As I commented yesterday on my News and Views, many of you are now sending me articles and things that you think may interest me, or that interest you, and for this, I am truly grateful. Please keep doing so because no one person can possibly find everything. Anyway, this one was sent to me by a website member, and I think it is an important story, one that bears some scrutiny. The story, in this instance, is a video, on YouTube, and consider it's implications carefully:
I hope you'll note the implications here, for they are both subtle and yet, obvious. Clearly, the US military has chaplains - Protestant chaplains, Catholic chaplains, Orthodox chaplains, rabbis, imams, so clearly, there is no danger of our military becoming "denominational", right? Clearly the non-denominational official stance precludes it, right?
Wrong. Researcher Jeff Sharlett (The Family and C Street), outlines a case that the military is one branch of government specifically targeted by what can only be described as "the usual American non-denominational denomination," you know, the "independent" bible church that - paradoxically- seems to teach the same doctrine as every other "independent" bible church: pre-tribulational rapture, necessity of supporting Israel no matter what, Islam is a wicked demonically inspired religion and its adherents are all under the influence of demons, etc.

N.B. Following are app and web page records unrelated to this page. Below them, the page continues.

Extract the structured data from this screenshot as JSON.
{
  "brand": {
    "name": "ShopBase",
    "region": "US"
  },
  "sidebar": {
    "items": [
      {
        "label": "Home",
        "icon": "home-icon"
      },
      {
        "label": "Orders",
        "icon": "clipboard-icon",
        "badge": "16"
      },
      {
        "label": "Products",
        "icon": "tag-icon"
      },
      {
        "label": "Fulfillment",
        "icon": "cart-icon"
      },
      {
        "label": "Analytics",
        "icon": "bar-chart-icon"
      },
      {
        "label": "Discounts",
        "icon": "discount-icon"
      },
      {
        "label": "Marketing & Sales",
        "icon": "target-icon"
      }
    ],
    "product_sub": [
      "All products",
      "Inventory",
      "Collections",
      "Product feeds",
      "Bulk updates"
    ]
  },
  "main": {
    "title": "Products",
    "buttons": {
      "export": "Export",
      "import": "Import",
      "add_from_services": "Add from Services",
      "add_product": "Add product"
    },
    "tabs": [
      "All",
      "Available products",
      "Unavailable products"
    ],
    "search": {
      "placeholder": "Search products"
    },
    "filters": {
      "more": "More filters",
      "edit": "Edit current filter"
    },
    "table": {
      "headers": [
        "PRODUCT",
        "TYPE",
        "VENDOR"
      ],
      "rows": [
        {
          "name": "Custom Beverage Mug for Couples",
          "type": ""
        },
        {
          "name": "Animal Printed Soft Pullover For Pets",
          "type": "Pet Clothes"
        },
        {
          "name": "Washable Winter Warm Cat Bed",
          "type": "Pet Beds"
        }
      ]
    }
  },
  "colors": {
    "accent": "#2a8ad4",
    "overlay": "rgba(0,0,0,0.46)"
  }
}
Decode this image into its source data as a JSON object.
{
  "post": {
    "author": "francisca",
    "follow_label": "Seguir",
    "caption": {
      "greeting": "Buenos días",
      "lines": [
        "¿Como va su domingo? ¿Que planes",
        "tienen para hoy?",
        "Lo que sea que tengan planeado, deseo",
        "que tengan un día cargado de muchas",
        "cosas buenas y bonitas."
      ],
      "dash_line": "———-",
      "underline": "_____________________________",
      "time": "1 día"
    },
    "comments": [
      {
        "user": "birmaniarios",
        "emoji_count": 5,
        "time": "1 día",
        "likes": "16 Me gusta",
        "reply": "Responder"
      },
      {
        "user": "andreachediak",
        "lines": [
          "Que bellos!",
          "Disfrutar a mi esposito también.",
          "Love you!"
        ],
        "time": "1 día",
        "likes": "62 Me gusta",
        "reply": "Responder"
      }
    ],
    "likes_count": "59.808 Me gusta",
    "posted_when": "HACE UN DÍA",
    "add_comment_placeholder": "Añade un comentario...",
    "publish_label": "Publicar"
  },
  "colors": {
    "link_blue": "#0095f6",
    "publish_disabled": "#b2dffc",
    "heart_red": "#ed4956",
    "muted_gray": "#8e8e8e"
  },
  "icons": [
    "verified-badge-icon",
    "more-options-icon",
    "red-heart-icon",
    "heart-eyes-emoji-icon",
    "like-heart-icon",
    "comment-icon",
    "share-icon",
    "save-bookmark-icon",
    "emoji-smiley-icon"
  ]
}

This religion, as co-author Scott DeHart and I outlined in Yahweh the Two-Faced God, is tailor made for the geopolitical agendas both of Zionism and of the financial oligarchy of the Anglo-American dominated West. And indeed, as we suggested in that book, there is a case to be argued that this whole cluster of doctrinal concepts was deliberately promoted if not created, in order to ensure those geopolitical agendas.
It becomes a powerful propaganda tool in the arsenal of those oligarchies, so, notwithstanding the military's protestations of innocence, that "of course atheists have rights", that is only the de jure truth, but the de facto truth, as this veteran, and as Sharlett in his research point out, the reality is otherwise.
There is a very real danger of "circularity here," that is, of the elites coming to genuinely believe the doctrine they themselves helped, if not to create, then at least to promote. The apocalypse culture that we see currently is, in my opinion, the result of this promotion; it is a deliberate creation, designed to get people to ignore the historical questions (such as, is the whole dispensationalist scheme of theology and biblical interpretation even historical?), while at the same time, their fat, bloated televangelists and megachurch ministers continue to promote it as "historical biblical christianity."
All this has led to that most dangerous of cultural and geopolitical situations, namely, that the post-christian West is led by a nation whose predominant expression of spirituality lies in a theological system that is not historically grounded and in which foreign policy - "support Israel, fight terrorism" - is made on the basis of an implicit system of belief. The post-Christian West is led by a nation possessed by an a-historical Christianity with an apocalyptic orientation. This introduces an aura of unreality into the geopolitical and cultural stew, which one may appreciate by a glance at Orthodox Christian Russia. Like it or not, even during the most Stalinesque days, the cultural effects of Orthodoxy on Russian thinking simply could not be eliminated. One of those effects lies in a central Christian doctrine: namely, that Christ abolished the need for the sacrifices of the Old Testament, that his life and work were kath holou, "for the whole", catholic, for everyone everywhere in all times and places, without any distinction. In short, the old "special relationship" or "chosen people" was gone. The geopolitical effect of such a doctrine is enormous, for it means (and meant) that Russia could weigh the geopolitical realities in the Middle East, and support whom it will, free of the kind of theological nuttery that obtains in the USA's home-grown "evangelical revivalist" religion, for which any historical expression of Christianity, be it Roman Catholicism, Eastern Orthodoxy, or what have you, is inherently suspect. The suspicion arises, of course, from the essentially Baptist character of American evangelicalism: conversion is the defining moment, attested to in "believer's baptism", and hence, there ultimately is no place in this Christianity for a form of knowledge of God not based or centered upon human reason and emotion. As a result, other forms of Christianity - Roman Catholicism, Orthodoxy, Episcopalianism, etc - are really not "biblical", and nominally Christian at best, and one must try to gettheir adherents "saved" too. The point here is that American evangelicalism will not, cannot, at root, tolerate a civilization such as Russia, whose Christian traditions are entirely different.
It always was, and remains, a dangerous wedding of religion and geopolitics.
See you on the flip side.